WHAT YOU NEED TO DO
Go through the material line by line and copy each one with the word "text".

RECORDS FOR THE TASK
┌──

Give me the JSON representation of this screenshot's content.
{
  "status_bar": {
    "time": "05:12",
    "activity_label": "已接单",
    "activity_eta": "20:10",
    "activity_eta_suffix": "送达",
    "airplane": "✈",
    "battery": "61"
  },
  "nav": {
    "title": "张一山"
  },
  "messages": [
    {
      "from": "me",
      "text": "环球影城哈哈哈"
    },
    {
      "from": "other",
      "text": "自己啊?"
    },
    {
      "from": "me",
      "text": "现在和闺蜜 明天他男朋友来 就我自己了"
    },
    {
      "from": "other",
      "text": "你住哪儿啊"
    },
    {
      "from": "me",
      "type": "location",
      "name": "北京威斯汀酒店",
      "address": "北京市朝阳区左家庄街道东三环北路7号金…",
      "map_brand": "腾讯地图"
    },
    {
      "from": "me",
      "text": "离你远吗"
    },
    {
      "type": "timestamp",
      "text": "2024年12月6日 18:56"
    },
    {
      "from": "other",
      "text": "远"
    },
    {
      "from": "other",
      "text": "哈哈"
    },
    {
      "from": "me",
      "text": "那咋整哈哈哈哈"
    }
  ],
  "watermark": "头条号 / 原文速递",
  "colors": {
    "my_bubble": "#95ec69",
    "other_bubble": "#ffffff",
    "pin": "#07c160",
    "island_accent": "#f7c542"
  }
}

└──

RESULT
      "text": "环球影城哈哈哈"
      "text": "自己啊?"
      "text": "现在和闺蜜 明天他男朋友来 就我自己了"
      "text": "你住哪儿啊"
      "text": "离你远吗"
      "text": "2024年12月6日 18:56"
      "text": "远"
      "text": "哈哈"
      "text": "那咋整哈哈哈哈"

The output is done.